Business confidence went out the window in 2020. It hasn’t returned. Business owners don’t know how to plan. Employees want to know when or if they’ll return to the office. Few people have concrete answers. Enter Chris Herd. As the CEO and founder of a remote-focused company, Herd spent the past year talking to more than 2,000 companies about their plans. He shared what he learned on Twitter. We summed up the biggest takeaways and how you can use them to figure out what’s next for your business.
Want to Win? Give Workers Autonomy to Work Remotely
A staggering 90% of workforces Herd polled never want to return to a 9–5 in-person schedule. If you’re planning to return to the office full time, plan for your top talent to flee. 30% of companies are using cloud-based technologies to build a remote-first strategy. This number will rise as business leaders follow the lead of companies like Salesforce, which is giving workers autonomy over how and where they work.
Make remote work your hiring advantage
When you free your workers from a specific geographic location, you can bring the best candidates into a digital modern workplace. You can bet some of your competitors will be among those businesses that are expected to make this shift.
Stop spending $20,000 per worker every year on office space
It was wasted money before the pandemic and is an even greater financial drain now, because people don’t want to be at the office. Setting up an incredible work-from-home experience costs about $2,000 per worker annually. How would you rather spend your money?
Downsize, but don’t ditch your office
Organizations are choosing to shrink their physical footprint by 50%–70%. The smaller offices
- Save money
- Provide a place to hold meetings
- Give people a place to work from, as needed
In-Person Encounters Will Be More Meaningful – and Exotic
Daily business can be conducted on Microsoft Teams video calls, but some face-to-face meetings will continue. Businesses are looking for ways to make these encounters more meaningful and create environments that provide the best experience for participants. This could mean:
- A week-long retreat in a foreign country
- Resort-like office compounds
- Quarterly conferences and networking events
Don’t dismiss employee burnout
Before you think a meeting in Portugal or Lake Tahoe is frivolous, consider the biggest concern identified in the survey: employee burnout.
Your team has been running at a full sprint in their work and personal lives for over a year.

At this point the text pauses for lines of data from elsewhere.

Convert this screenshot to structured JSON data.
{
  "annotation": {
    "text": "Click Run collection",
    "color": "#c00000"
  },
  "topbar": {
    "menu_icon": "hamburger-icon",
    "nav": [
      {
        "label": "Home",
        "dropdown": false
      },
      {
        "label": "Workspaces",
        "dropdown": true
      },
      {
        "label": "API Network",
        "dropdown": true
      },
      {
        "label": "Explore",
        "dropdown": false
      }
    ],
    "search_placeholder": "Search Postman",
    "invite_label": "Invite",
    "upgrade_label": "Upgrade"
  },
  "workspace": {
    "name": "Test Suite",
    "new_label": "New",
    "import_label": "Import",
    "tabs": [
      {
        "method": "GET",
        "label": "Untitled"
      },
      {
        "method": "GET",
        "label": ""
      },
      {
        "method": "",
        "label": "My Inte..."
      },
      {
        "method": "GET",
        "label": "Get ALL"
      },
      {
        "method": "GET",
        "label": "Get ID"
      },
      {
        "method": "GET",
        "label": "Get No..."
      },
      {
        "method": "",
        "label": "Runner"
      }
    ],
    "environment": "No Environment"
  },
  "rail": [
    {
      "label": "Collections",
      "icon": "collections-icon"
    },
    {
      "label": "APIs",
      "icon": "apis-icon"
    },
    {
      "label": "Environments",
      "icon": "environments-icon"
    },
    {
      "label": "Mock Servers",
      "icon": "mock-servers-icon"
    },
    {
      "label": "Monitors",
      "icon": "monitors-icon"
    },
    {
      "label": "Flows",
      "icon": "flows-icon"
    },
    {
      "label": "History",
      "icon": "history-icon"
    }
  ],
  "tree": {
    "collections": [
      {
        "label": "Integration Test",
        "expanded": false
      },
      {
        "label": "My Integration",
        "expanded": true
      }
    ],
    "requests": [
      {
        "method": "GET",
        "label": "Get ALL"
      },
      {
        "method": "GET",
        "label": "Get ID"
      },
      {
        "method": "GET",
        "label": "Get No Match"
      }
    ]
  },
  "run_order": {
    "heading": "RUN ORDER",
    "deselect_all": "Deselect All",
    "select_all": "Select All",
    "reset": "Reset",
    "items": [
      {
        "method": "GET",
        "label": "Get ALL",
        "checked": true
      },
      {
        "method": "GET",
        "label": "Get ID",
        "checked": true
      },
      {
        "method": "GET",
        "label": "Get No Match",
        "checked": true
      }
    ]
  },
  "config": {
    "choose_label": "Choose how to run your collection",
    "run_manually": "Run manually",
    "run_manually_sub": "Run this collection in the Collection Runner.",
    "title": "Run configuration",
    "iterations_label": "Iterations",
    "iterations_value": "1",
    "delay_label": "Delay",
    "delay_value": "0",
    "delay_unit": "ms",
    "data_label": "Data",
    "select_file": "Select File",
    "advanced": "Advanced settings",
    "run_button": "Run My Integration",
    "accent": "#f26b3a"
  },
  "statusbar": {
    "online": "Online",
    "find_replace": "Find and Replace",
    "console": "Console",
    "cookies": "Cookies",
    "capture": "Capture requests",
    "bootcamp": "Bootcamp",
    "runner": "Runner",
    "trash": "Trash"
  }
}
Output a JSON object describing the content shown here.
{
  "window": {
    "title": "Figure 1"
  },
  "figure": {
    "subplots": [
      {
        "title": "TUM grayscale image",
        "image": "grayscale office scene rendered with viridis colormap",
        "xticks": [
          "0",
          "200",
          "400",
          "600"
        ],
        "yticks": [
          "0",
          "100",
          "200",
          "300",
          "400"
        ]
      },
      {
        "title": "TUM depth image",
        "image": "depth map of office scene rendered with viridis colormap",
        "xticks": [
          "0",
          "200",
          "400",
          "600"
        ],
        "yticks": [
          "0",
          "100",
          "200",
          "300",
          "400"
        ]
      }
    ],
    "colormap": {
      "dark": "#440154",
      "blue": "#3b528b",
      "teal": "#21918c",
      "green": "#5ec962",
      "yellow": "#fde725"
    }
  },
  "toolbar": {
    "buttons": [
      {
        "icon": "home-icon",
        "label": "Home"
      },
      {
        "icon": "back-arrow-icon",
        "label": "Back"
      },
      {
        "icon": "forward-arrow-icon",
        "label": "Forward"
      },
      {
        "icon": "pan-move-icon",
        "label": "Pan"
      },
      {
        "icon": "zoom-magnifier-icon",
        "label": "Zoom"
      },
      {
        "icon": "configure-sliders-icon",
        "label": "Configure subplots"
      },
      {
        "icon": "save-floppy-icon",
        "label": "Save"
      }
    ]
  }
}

They’re hunched over small laptops at their kitchen tables, incurring new back and neck injuries. Some feel out of sync with coworkers they can’t chat with in the hallway. A relaxing retreat – even on a smaller, in-country scale – lets them hit pause, reconnect with colleagues and return to work energized.
Better Communication Tools Are Key to Staying on Track
Your most successful employees will be the ones who excel at text-based business communication. Show your team how to write clear, actionable messages. Cut down on confusion by documenting how people should use different tools. Set out how and where people will get answers for questions – like email is for non-urgent needs; Microsoft Teams is for when you want immediate answers.
Do You Have Stitched-Together Systems or Sustainable Remote-Work Solutions?
Your employees like the flexibility remote work provides. They don’t want to be boxed into a traditional 9–5 or spend 2 hours commuting to the office. Don’t continue to rely on stitched-together systems for remote work. Set up lasting solutions to give your employees the supportive remote environment they deserve.
Nortec can help you with your current remote-work setup and identifying the actions you should take to make it more sustainable. Book a consultation now and harness the digital transformation as a competitive advantage.